Queenie: I read, and I play video games. I'm also a huge movie buff, so I try and squeeze these activities into my timetable as much as possible. I also enjoy cooking (though I'm hardly a good cook) and doing the spare bit of programming. I walk as much as possible too, for exercise.
Allen: What have been some of your favorite movies of last year?
Queenie: 'Perfume' was my absolute favourite. Hands down, no contest. I also enjoyed 'Donnie Darko' and 'Strange Days' immensely.
Allen: Do you read any comic books at present time?
Queenie: I've just finished the entire series of 'Fables' and almost 'Y: The Last Man'. So far I haven't read anything new that's worth mentioning, except for 'Scott Pilgrim' and a manga called 'Helter Skelter'. I'm still reading my regular serials, such as 'Naruto' and 'One Piece'.
Allen: What have been some of your recent novels that you read?
Queenie: I'm currently reading 'Neverwhere' by Neil Gaiman, and I've also just finished 'Milad: The Voyage to Phia' (A YA novel by an Australian author). Before that, it was 'Rope Burns', by FX Toole.

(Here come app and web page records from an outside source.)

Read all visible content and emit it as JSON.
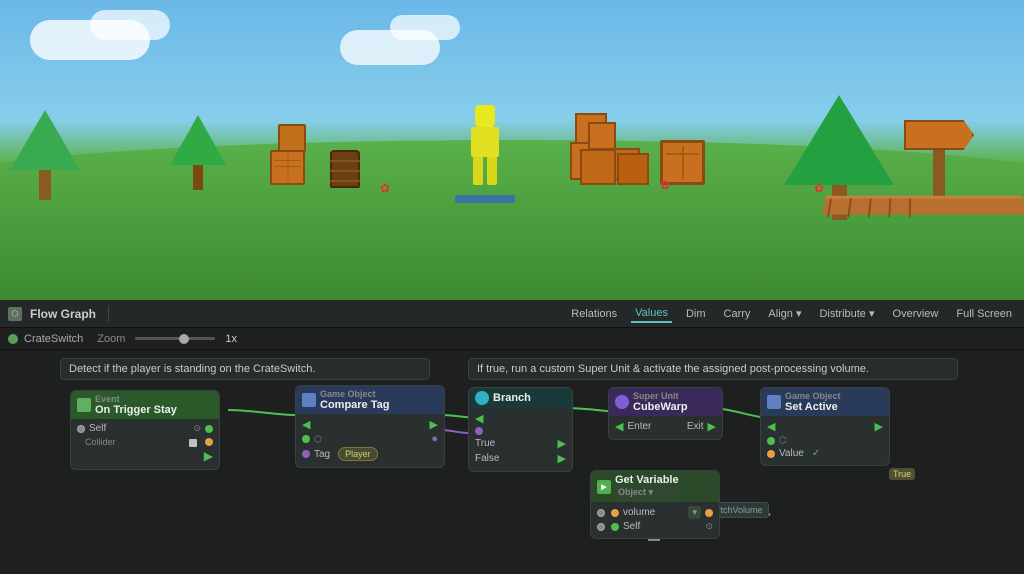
{
  "toolbar": {
    "title": "Flow Graph",
    "buttons": [
      "Relations",
      "Values",
      "Dim",
      "Carry",
      "Align ▾",
      "Distribute ▾",
      "Overview",
      "Full Screen"
    ]
  },
  "breadcrumb": {
    "name": "CrateSwitch",
    "zoom_label": "Zoom",
    "zoom_value": "1x"
  },
  "banners": {
    "left": "Detect if the player is standing on the CrateSwitch.",
    "right": "If true, run a custom Super Unit & activate the assigned post-processing volume."
  },
  "nodes": {
    "on_trigger_stay": {
      "event_label": "Event",
      "title": "On Trigger Stay",
      "port_self": "Self",
      "port_collider": "Collider"
    },
    "compare_tag": {
      "category": "Game Object",
      "title": "Compare Tag",
      "port_tag": "Tag",
      "tag_value": "Player"
    },
    "branch": {
      "title": "Branch",
      "port_true": "True",
      "port_false": "False"
    },
    "super_unit": {
      "category": "Super Unit",
      "title": "CubeWarp",
      "port_enter": "Enter",
      "port_exit": "Exit"
    },
    "set_active": {
      "category": "Game Object",
      "title": "Set Active",
      "port_value": "Value"
    },
    "get_variable": {
      "title": "Get Variable",
      "subtitle": "Object ▾",
      "port_volume": "volume",
      "port_self": "Self"
    }
  }
}
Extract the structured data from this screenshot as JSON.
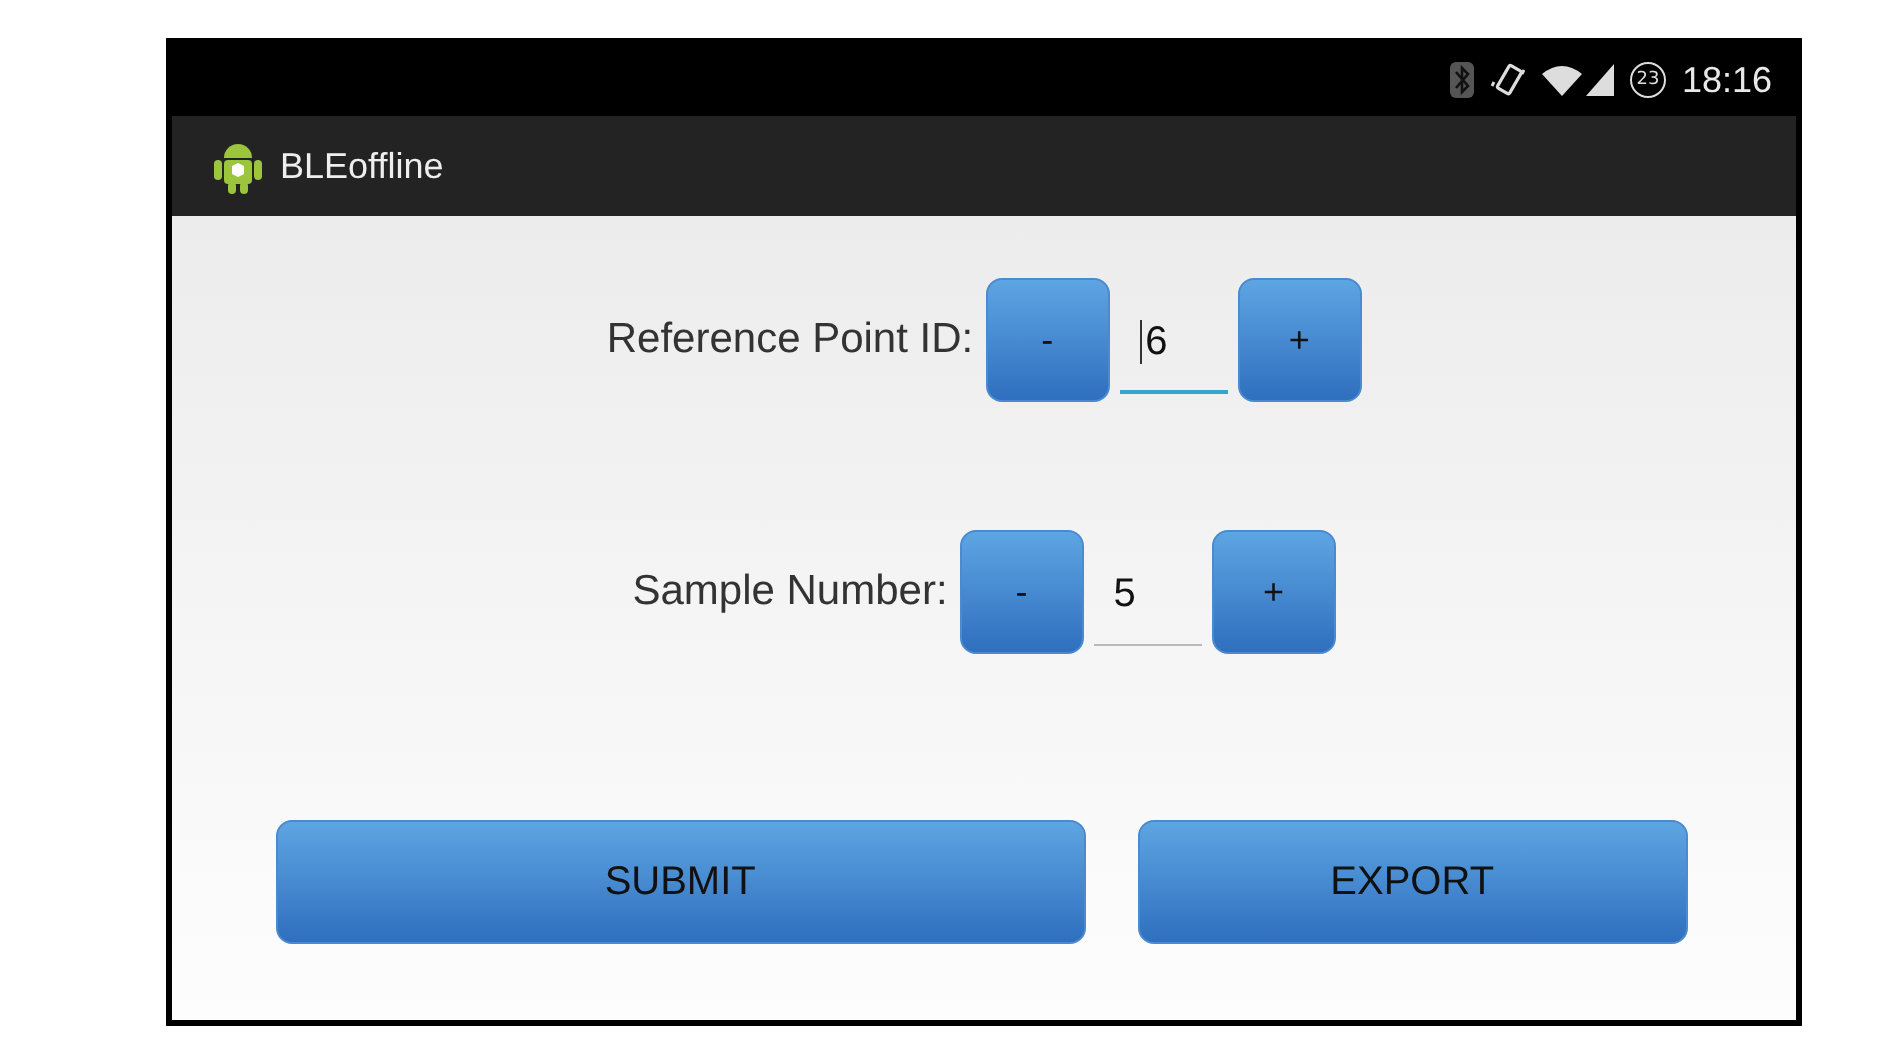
{
  "status_bar": {
    "notification_badge": "23",
    "time": "18:16"
  },
  "action_bar": {
    "title": "BLEoffline"
  },
  "steppers": [
    {
      "label": "Reference Point ID:",
      "decrement": "-",
      "value": "6",
      "increment": "+",
      "focused": true
    },
    {
      "label": "Sample Number:",
      "decrement": "-",
      "value": "5",
      "increment": "+",
      "focused": false
    }
  ],
  "buttons": [
    "SUBMIT",
    "EXPORT"
  ]
}
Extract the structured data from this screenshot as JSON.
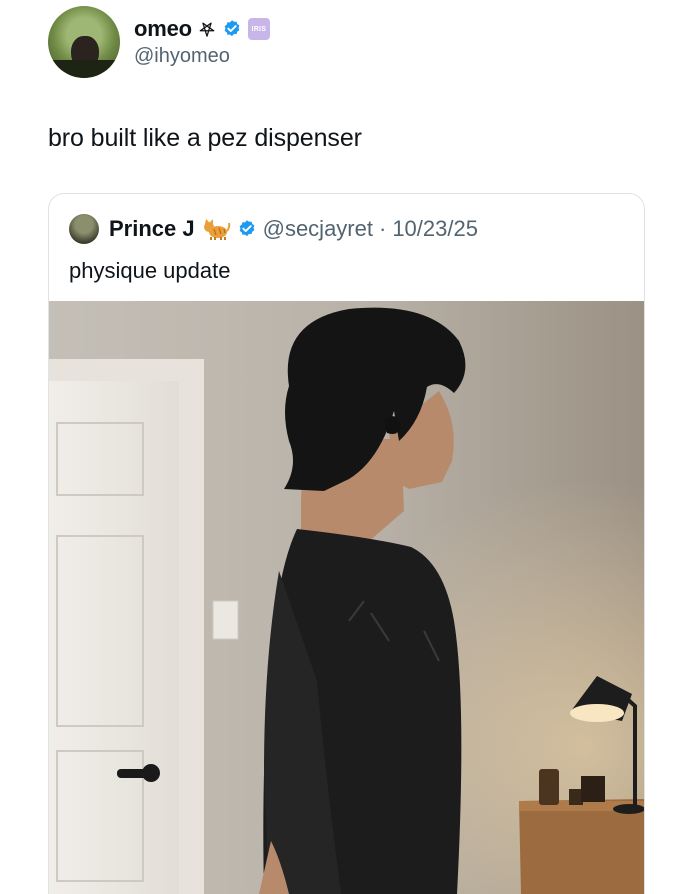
{
  "tweet": {
    "display_name": "omeo",
    "handle": "@ihyomeo",
    "iris_badge": "IRIS",
    "text": "bro built like a pez dispenser"
  },
  "quoted": {
    "display_name": "Prince J",
    "handle": "@secjayret",
    "separator": "·",
    "date": "10/23/25",
    "text": "physique update"
  },
  "colors": {
    "verified": "#1d9bf0",
    "muted": "#536471",
    "border": "#dfe3e6"
  },
  "icons": {
    "name_emblem": "pentagram-icon",
    "verified": "verified-badge-icon",
    "quoted_emoji": "cat-emoji-icon"
  }
}
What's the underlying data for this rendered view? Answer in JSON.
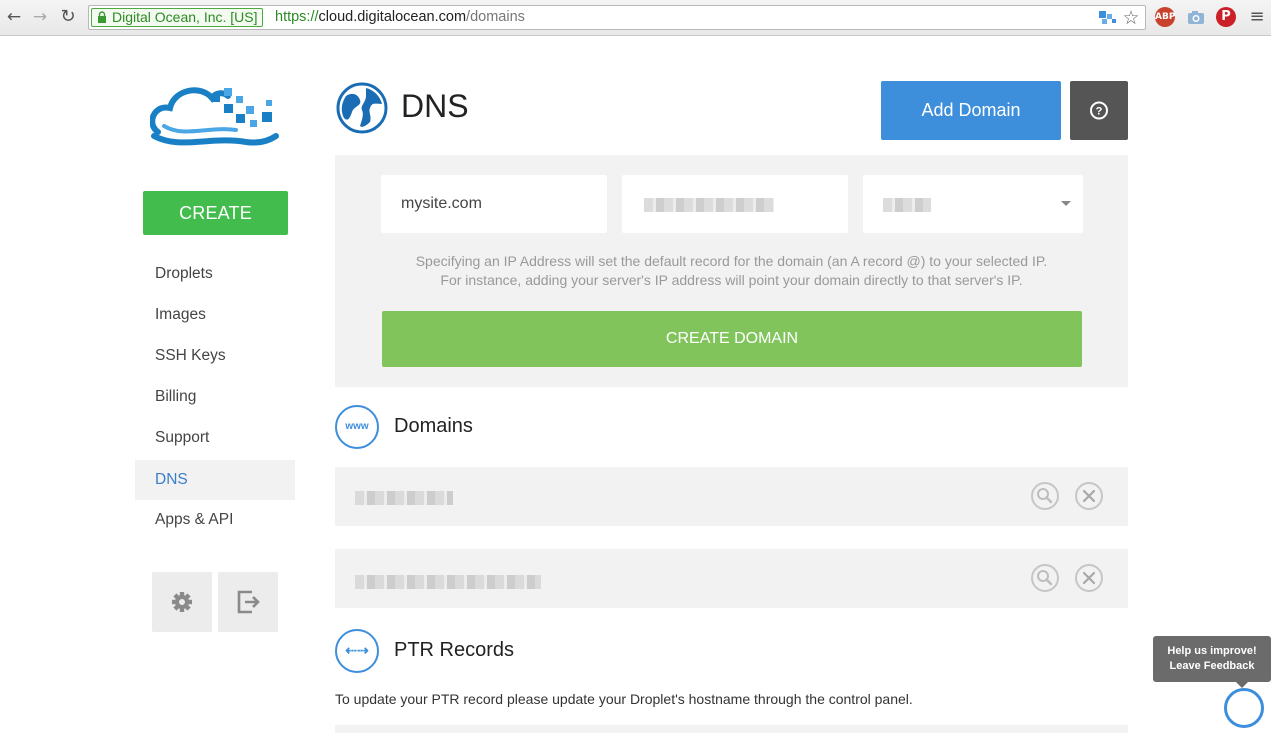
{
  "browser": {
    "ev_badge": "Digital Ocean, Inc. [US]",
    "url_scheme": "https://",
    "url_host": "cloud.digitalocean.com",
    "url_path": "/domains",
    "extension_abp": "ABP",
    "nav_back": "←",
    "nav_forward": "→",
    "nav_reload": "↻",
    "bookmark_star": "☆",
    "menu": "≡"
  },
  "sidebar": {
    "create_label": "CREATE",
    "items": [
      {
        "label": "Droplets"
      },
      {
        "label": "Images"
      },
      {
        "label": "SSH Keys"
      },
      {
        "label": "Billing"
      },
      {
        "label": "Support"
      },
      {
        "label": "DNS"
      },
      {
        "label": "Apps & API"
      }
    ],
    "active_item": "DNS"
  },
  "header": {
    "title": "DNS",
    "add_domain_label": "Add Domain",
    "help_label": "?"
  },
  "form": {
    "domain_value": "mysite.com",
    "ip_value_redacted": true,
    "droplet_select_redacted": true,
    "hint_line1": "Specifying an IP Address will set the default record for the domain (an A record @) to your selected IP.",
    "hint_line2": "For instance, adding your server's IP address will point your domain directly to that server's IP.",
    "submit_label": "CREATE DOMAIN"
  },
  "domains": {
    "icon_label": "www",
    "title": "Domains",
    "rows": [
      {
        "name_redacted": true
      },
      {
        "name_redacted": true
      }
    ]
  },
  "ptr": {
    "icon_label": "⇠⇢",
    "title": "PTR Records",
    "text": "To update your PTR record please update your Droplet's hostname through the control panel."
  },
  "feedback": {
    "line1": "Help us improve!",
    "line2": "Leave Feedback"
  },
  "colors": {
    "create_green": "#43bc4e",
    "create_domain_green": "#81c45c",
    "primary_blue": "#3d8edb",
    "active_nav": "#3b7dc9",
    "panel_gray": "#f2f2f2"
  }
}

I really, really loved that book.
Allen: What's next for Queenie Chan?
Queenie: I have another story I'd like to pitch, called 'Soul Shaper'. It's an action/adventure/romance/drama story that's in the spirit of 'Naruto' and 'Harry Potter', so that's what's sitting in my head right now. I'm also forming a studio - finding a collaborative partner to hopefully take on more work in the future. I've got someone interested right now that will complement my weaknesses as an artist, but setting up a studio takes time, and I don't want to set anything in stone yet. For that reason, I'd also like to keep an eye out for other projects that may come my way - other collaborations with novelists that will be fun to do. Working with Dean was a good experience, and I'd like to try working with other writers too, to see what it will be like.
Allen: Thank you so very much for participating in new Jazma interview Queenie Chan! Would you like to lead us out with some words of inspiration?
Queenie: Work hard and persevere. It worked for me! *laughs*